  5. Abram, Nerilie & Mcgregor, Helen & Tierney, Jessica & Evans, Michael & McKay, Nicholas & Kaufman, Darrell & Thirumalai, Kaustubh & Martrat, Belen & Goosse, Hugues & Phipps, Steven & Steig, Eric & Kilbourne, Hali & Saenger, Casey & Zinke, Jens & Leduc, Guillaume & Addison, Jason & Mortyn, P. & Seidenkrantz, Marit-Solveig & Sicre, Marie-Alexandrine & Von Gunten, Lucien. (2016). “Early onset of industrial-era warming across the oceans and continents.” Nature. 545. (5) []
  6. The Globe Is Already Above 1°C, on Its Way to 1.5°C. Climate Central. October 9, 2018. “Human activities have already warmed the planet about 1°C (1.8°F) since the pre-industrial era, defined by the IPCC as the latter half of the 19th century.” (6) []
  7. 2016: one of the warmest two years on record.” UK Met Office. Wed 18 Jan 2017. (7) []
  8. Importance of the pre-industrial baseline for likelihood of exceeding Paris goals.” Andrew P. Schurer, Michael E. Mann, Ed Hawkins, Simon F. B. Tett & Gabriele C. Hegerl. Nature Climate Change. Volume 7, pages 563–567 (2017) (8) []
  9. Emission budgets and pathways consistent with limiting warming to 1.5°C.” Richard J. Millar, Jan S. Fuglestvedt, Pierre Friedlingstein, Joeri Rogelj, Michael J. Grubb, H. Damon Matthews, Ragnhild B. Skeie, Piers M. Forster, David J. Frame & Myles R. Allen. Nature Geoscience Volume 10, pages 741–747 (2017) http://www.gci.org.uk/Documents/Myles_Allen.pdf – See also: (9) []
  10. Estimating Changes in Global Temperature since the Preindustrial Period.” Ed Hawkins, Pablo Ortega, Emma Suckling. Bulletin of the American Meteorological Society. Volume 98 No. 9. pp.1841–1856. September 2017. (10) []
  11. Reconstructing Earth’s surface temperature over the past 2000 years: the science behind the headlines.” Jason E. Smerdon, Henry N. Pollack. WIREs Climate Change 7:746–771. (2016) (11) []
  12. “Climate scientists debate a flaw in the Paris climate agreement.” Skepticalscience.com/ 29 March 2018. (12) []
  13. “Arctic Warming Twice as Fast as Rest of World.” Sid Perkins. American Association for the Advancement of Science (AAAS) Aug. 6, 2013. (13) []
  14. Don’t shift the goalposts of Paris Agreement’s temperature limits.” Dr Carl-Friedrich Schleussner, Dr Joeri Rogelj, Dr Matthias Mengel. Carbon Brief. 22 May, 2018. (14) []
  15. Global mean temperature indicators linked to warming levels avoiding climate risks.” Peter Pfleiderer, Carl-Friedrich Schleussner, Matthias Mengel, Joeri Rogelj. Environmental Research Letters, Volume 13, Number 6. Published 1 June 2018. (15[]

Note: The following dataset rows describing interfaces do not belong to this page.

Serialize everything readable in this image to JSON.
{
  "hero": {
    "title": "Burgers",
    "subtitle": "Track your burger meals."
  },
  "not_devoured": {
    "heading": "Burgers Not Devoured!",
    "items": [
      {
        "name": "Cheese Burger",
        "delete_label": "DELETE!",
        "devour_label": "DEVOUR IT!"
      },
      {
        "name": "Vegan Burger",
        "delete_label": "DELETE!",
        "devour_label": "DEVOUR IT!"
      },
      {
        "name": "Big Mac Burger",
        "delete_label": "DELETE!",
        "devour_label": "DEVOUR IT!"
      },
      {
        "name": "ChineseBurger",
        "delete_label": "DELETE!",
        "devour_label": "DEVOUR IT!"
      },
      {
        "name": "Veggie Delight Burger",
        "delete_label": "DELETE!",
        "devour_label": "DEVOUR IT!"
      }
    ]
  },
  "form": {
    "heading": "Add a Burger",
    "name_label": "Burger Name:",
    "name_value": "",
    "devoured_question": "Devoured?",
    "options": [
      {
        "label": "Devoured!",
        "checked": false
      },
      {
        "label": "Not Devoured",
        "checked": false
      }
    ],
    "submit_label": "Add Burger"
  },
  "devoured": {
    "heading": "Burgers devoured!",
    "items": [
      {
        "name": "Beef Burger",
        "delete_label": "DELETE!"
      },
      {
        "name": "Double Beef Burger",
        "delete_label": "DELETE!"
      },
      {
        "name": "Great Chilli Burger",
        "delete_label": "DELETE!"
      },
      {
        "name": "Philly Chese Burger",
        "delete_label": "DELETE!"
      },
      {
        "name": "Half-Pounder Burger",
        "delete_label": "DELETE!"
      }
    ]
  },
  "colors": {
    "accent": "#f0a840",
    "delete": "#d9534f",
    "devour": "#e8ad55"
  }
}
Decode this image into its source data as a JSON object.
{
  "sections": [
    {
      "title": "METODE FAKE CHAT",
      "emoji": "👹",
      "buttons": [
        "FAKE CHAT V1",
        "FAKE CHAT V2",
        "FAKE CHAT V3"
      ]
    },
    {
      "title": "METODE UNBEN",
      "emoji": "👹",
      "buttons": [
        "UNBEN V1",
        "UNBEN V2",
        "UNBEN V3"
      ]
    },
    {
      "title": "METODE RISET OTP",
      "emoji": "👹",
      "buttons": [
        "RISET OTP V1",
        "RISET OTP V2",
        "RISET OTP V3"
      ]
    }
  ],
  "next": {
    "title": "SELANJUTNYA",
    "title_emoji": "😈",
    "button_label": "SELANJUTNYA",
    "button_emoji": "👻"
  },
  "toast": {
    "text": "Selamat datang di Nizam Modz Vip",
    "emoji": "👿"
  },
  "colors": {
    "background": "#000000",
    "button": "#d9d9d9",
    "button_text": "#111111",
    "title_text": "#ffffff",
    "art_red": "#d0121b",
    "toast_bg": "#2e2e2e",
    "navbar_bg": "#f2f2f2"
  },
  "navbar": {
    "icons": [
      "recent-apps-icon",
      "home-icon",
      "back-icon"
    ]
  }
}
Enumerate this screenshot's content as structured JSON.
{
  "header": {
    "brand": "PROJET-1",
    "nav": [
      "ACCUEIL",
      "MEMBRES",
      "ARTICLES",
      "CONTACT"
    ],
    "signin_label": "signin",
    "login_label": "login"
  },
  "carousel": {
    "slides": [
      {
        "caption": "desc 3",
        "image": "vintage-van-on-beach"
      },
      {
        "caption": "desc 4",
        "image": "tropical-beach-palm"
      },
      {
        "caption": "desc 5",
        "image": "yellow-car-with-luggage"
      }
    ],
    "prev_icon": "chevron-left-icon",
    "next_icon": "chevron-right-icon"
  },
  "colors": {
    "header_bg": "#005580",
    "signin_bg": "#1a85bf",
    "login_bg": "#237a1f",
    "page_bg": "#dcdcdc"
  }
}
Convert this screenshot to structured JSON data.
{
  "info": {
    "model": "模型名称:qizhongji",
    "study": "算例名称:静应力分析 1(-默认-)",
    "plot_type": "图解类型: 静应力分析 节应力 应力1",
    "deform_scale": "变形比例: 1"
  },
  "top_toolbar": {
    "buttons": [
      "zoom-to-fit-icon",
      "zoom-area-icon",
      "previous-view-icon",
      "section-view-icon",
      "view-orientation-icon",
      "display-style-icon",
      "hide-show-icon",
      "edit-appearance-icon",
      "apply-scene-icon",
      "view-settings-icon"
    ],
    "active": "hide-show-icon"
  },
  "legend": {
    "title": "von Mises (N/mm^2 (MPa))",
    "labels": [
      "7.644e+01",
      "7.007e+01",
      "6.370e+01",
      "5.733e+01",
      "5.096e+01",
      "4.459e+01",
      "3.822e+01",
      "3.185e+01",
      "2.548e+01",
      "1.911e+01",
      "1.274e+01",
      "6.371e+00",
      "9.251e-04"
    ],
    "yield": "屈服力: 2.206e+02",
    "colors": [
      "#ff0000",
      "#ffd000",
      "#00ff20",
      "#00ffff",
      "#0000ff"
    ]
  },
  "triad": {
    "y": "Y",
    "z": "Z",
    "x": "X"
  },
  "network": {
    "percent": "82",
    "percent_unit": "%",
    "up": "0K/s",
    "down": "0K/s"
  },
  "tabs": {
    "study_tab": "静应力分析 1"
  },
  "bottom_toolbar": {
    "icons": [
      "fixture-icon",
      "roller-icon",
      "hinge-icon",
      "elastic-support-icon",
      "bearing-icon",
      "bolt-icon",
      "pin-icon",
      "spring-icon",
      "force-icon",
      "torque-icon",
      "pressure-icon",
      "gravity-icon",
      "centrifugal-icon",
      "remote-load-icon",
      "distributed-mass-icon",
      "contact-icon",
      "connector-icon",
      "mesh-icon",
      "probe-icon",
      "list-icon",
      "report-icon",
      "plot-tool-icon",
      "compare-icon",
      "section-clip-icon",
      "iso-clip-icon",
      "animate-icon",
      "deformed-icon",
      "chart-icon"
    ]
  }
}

Share on facebook
Share on twitter
Share on linkedin
Share on whatsapp
Share on email